Finally Graduation Day!
by gatoraims RN
From that start of nursing school most of us are looking forward to graduation day. It is a moment when we can take a deep breath before taking the NCLEX and celebrate all our hard work over the past year or more. We have made friends, learned to think like a nurse, and are one step closer to being a nurse. Feelings of graduation vary some do not even attended others are thrilled to share with their fellow students a completed hard earned goal.
- 10 Published Oct 23, '12
Graduation day has finally come. The past year of critical thinking tests, quizzes, papers, and all nighters has paid off. My brain is now rewired to think like a nurse. I am not sure I would be able to take a regular test, which tests your knowledge base verses the world of nursing test that not only tests your knowledge base, but makes you pick the best answer from your knowledge base. I remember taking my first nursing test and thinking “Well crap! I would do three of the four! OMG HELP!!!” Now I am at the point of thinking well in the real world I would be able to do all three in the matter of three seconds but what do they think I should do first. When in doubt I usually pick protect airway.
I put on my very hideously ugly Pn uniform, really a white knee length vest, white polo, white scrub pants, and white socks and shoes. Even on my wedding day I did not wear this much white. I threatened the ugly vest every day I had to slip it on of its fate of being burned at a major fire come graduation. Not that a huge bon fire in South Florida in the middle of June is feasible or fun. Now that I slip it on for the last time my heart softens a bit and I plan that its fate has changed and it will be donated to a new PN student.

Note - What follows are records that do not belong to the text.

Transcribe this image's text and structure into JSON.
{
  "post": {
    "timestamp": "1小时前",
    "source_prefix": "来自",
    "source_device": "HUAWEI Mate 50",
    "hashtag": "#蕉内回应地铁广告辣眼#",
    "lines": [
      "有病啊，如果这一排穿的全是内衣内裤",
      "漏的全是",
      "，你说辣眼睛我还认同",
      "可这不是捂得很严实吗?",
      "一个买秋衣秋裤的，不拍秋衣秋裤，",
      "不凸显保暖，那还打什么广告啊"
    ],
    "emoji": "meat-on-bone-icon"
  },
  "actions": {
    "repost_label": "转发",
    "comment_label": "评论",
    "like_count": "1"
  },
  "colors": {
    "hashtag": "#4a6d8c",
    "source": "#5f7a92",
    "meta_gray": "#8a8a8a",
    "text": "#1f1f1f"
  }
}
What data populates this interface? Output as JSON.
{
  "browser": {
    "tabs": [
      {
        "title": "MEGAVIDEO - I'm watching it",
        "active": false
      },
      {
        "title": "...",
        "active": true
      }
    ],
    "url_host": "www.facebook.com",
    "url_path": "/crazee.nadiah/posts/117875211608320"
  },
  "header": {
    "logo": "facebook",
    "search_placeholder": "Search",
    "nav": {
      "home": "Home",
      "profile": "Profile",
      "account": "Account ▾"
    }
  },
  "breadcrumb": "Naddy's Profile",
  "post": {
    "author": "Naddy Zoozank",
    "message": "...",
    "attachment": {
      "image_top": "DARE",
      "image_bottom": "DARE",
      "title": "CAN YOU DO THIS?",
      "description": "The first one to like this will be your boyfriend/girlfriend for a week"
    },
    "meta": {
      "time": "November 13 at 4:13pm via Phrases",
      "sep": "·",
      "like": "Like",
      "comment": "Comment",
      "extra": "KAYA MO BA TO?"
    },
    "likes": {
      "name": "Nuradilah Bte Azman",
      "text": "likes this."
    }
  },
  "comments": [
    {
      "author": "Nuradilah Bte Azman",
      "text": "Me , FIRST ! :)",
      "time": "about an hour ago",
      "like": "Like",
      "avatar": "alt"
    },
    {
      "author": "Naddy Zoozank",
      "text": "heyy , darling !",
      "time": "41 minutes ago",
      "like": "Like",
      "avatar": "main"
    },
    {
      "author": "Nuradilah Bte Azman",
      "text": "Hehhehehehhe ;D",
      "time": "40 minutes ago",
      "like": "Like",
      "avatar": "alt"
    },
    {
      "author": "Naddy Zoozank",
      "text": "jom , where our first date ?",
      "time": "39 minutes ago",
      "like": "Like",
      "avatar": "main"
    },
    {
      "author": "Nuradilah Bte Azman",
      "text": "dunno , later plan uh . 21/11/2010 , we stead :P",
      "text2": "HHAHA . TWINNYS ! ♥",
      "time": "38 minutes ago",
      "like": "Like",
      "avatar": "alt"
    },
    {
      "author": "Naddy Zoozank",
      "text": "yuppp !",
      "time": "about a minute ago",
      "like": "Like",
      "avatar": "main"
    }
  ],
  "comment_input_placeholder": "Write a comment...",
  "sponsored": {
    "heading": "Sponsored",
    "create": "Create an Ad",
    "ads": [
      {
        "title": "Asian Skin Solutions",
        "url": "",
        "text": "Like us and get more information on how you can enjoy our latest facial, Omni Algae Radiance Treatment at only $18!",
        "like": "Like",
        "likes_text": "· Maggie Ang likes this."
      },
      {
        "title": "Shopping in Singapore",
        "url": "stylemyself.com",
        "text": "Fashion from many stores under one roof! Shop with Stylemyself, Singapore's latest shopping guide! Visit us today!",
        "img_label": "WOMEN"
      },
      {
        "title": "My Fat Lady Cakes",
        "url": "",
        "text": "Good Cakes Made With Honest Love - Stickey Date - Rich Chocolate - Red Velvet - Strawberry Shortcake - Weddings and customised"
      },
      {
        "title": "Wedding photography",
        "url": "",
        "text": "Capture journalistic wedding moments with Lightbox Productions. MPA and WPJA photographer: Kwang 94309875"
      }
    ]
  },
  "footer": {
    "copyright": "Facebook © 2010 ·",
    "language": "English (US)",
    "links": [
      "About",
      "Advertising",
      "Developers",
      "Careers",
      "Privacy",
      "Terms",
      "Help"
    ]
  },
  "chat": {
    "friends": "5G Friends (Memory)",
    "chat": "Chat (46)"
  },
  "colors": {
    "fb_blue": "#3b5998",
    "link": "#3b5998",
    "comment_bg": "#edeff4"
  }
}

Our class has a wonderful turn out. Parents, brothers, cousins, aunts, in-laws, children, husbands and wives all sit in the crowd. As my name approaches being called nerves set in. I am not the most graceful human and falling on my face is a real possibility. Not only is falling on my face a possibility so is my grabbing a fellow student or instructor and bringing them down with me. Maybe I will just take out the entire electric system and cause a huge stampede of people running out of the room.
My name is called I wish I could say I moved gracefully across the stage but I just moved. I however did not cause a catastrophe in my wake. My mother-in-law waits to pen me, but the instructor stops and puts me on display because of my great leadership skills and being able to make national honor society even during a major loss to our family.
My heart starts to beat out of control. Oh please NO! Do not point me out in front of the entire class and group of supporters. I am about to vomit! “Dear Lord let this moment be over, I do not like to be the center of attention.”
She has finally stopped talking and it is now my time to be pinned. The moment of the tradition brings tears to my eyes, I am proud that my mother-in-law is able to pin me and I can see the pride in her eyes. I know I would see the same pride in my mother’s eyes, my heart just about breaks thinking how much I miss her.
Then my moment is over and I am sitting back in my seat silently cheering on my fellow students who all have worked so hard to have this moment. We have all come a long way and still have a long road ahead of us. This moment is brief and we cannot call ourselves nurses yet. Our next big moment will come when we pass the NCLEX and are holding a license with our name printed in black that allows us the honor of being called a nurse.Last edit by Joe V on Oct 23, '12
About gatoraims RN
Lpn, mother of four,Rn student.
gatoraims RN joined Aug '09 - from 'Tampa'. gatoraims RN has '1' year(s) of experience. Posts: 205 Likes: 183; Learn more about gatoraims RN by visiting their allnursesPage
0Oct 23, '12 by PigglesCongratulations to you for all of your success. You persevered despite personal tragedies you could not control. Your story sounds a lot like mine. My mother-in-law has been a great support to me too and I look forward to seeing her at my graduation this spring. I lost my Mom to liver failure in the middle of my first year of nursing school and it was very stressful. Somehow I maintained my grades and my sanity. At that point I didn't have the support network that I have now begun to build among students and faculty. I am looking forward to celebrating too. I think that the hardships make us grow so much and appreciate what we have. Thanks for sharing and I am glad you didn't break a leg.